When discussing civil rights milestones, where are the discussions about Mendez, et. al. v. Westminster School District of Orange County, et. al.? This 1946 case challenged the racial segregation that was occurring in Orange County schools against Mexicans and Mexican-Americans. This landmark piece of legislation was instrumental in repealing many of the segregationist provisions in California law, but is not presented at all in the canon of Civil Rights legislative milestones. In fact, as a Hispanic, I had not heard of this until President Obama awarded the Presidential Medal of Freedom to Sylvia Mendez, the daughter of the lead plaintiff of the lawsuit, on February 15, 2011, and I searched for who she was and why she was being honored.
When discussing civil rights milestones, where are the discussions about Hernandez v.Texas? This 1954 landmark case established that the protection granted by the 14th Amendment of the US Constitution was not only for White and Black Americans, but that all racial groups required equal protection. This case questioned the use of Jim Crow laws against other classes of Americans, and determined that Americans of Hispanic, Asian, Middle Eastern, Inuit, Native American, and other non-white or black descent should also be treated equally.
Along with the discussions of the Freedom Riders and Freedom Marches, where are the discussions of the 1938 Pecan Shellers Strike and the wrongful arrest and imprisonment of over 700 Mexican-Americans peacefully protesting a cut in wages and walking off the job in San Antonio, Texas? This action was seen as impacting the creation of the Fair Labor Standards Act of 1938, which defines many of the occupational rules that govern workers’ rights. Should Emma Tenayuca’s name be at least presented alongside other civil and women’s rights activists when the conditions that lead to the Civil Rights Act of 1964 are presented?
Considering people of Hispanic descent make up over 16% of the total population of the United States today, efforts should be made to shine a light on the history, conditions, people, and effects of Latino activists and legislation. It’s time to give a large portion of the population its due, so that maybe when educational resources are developed into lesson plans, Hispanics have an element of pride and purpose in knowing that our predecessors also played a role in shaping the world and civil rights that we enjoy today.

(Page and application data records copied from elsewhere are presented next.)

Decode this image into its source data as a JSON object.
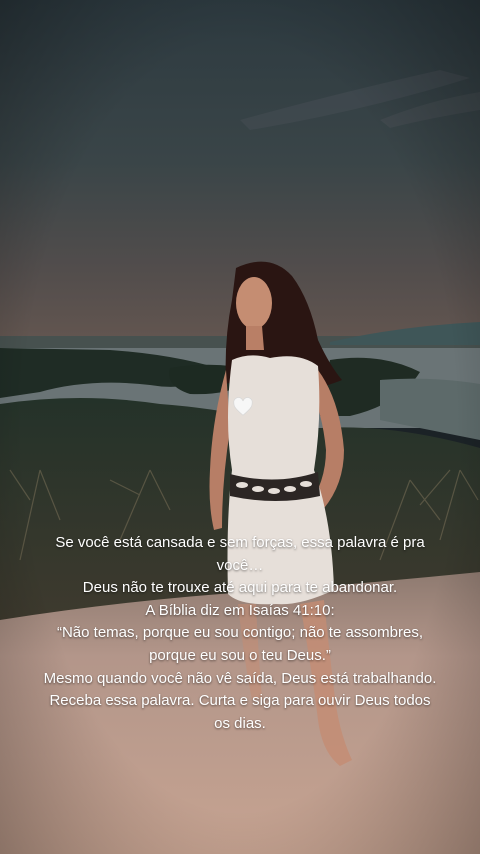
{
  "caption": {
    "lines": [
      "Se você está cansada e sem forças, essa palavra é pra você…",
      "Deus não te trouxe até aqui para te abandonar.",
      "A Bíblia diz em Isaías 41:10:",
      "“Não temas, porque eu sou contigo; não te assombres, porque eu sou o teu Deus.”",
      "Mesmo quando você não vê saída, Deus está trabalhando.",
      "Receba essa palavra. Curta e siga para ouvir Deus todos os dias."
    ]
  },
  "icons": {
    "heart": "white-heart-emoji"
  },
  "colors": {
    "sky_top": "#2e3b41",
    "sky_horizon": "#5a5552",
    "sand": "#c9a78f",
    "dress": "#e8e2dc",
    "hair": "#2a1412"
  }
}
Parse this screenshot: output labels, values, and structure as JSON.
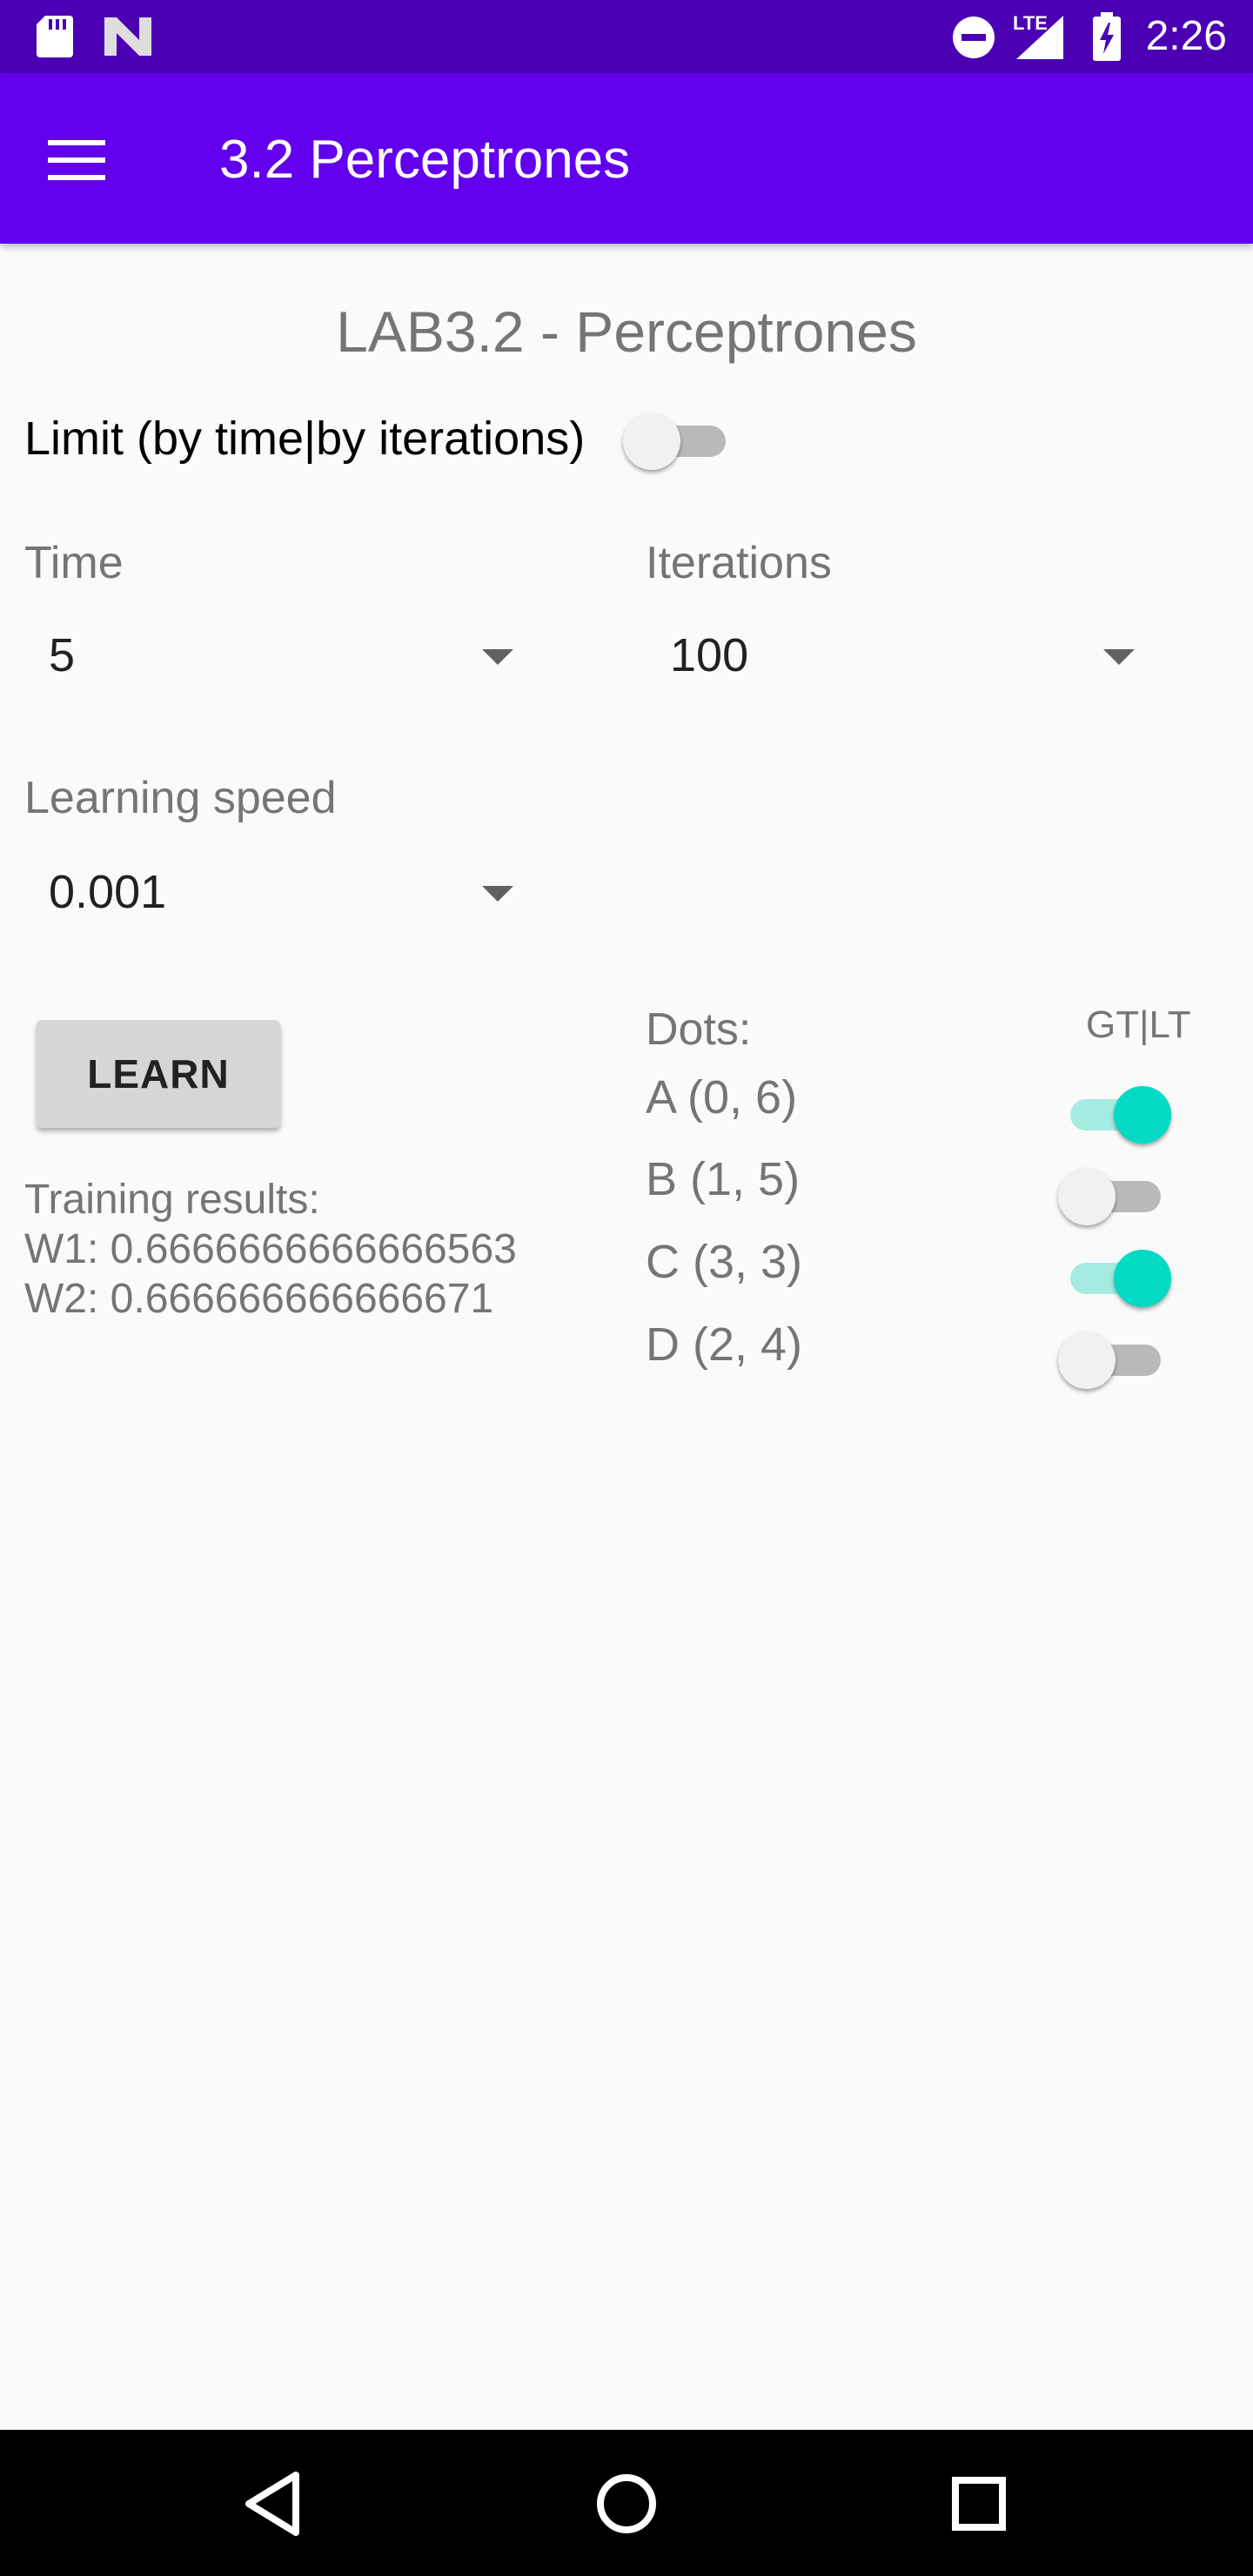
{
  "status_bar": {
    "time": "2:26",
    "left_icons": [
      "sd-card-icon",
      "notification-n-icon"
    ],
    "right_icons": [
      "do-not-disturb-icon",
      "lte-signal-icon",
      "battery-charging-icon"
    ],
    "network_label": "LTE"
  },
  "app_bar": {
    "title": "3.2 Perceptrones",
    "menu_icon": "hamburger-menu-icon",
    "color": "#6200ee"
  },
  "content": {
    "heading": "LAB3.2 - Perceptrones",
    "limit_toggle": {
      "label": "Limit (by time|by iterations)",
      "checked": false
    },
    "time": {
      "label": "Time",
      "selected": "5"
    },
    "iterations": {
      "label": "Iterations",
      "selected": "100"
    },
    "learning_speed": {
      "label": "Learning speed",
      "selected": "0.001"
    },
    "learn_button": "LEARN",
    "results": {
      "title": "Training results:",
      "w1": "W1: 0.6666666666666563",
      "w2": "W2: 0.666666666666671"
    },
    "dots": {
      "header": "Dots:",
      "toggle_header": "GT|LT",
      "items": [
        {
          "label": "A (0, 6)",
          "checked": true
        },
        {
          "label": "B (1, 5)",
          "checked": false
        },
        {
          "label": "C (3, 3)",
          "checked": true
        },
        {
          "label": "D (2, 4)",
          "checked": false
        }
      ]
    },
    "accent_color": "#03dac5"
  },
  "nav_bar": {
    "buttons": [
      "back-icon",
      "home-icon",
      "recents-icon"
    ]
  }
}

Mendez, et al v. Westminister School District of Orange County, et al, 64 F.Supp. 544 (S.D. Cal. 1946), aff'd, 161 F.2d 774 (9th Cir. 1947)
Hernandez v. Texas, 347 U.S. 475 (1954)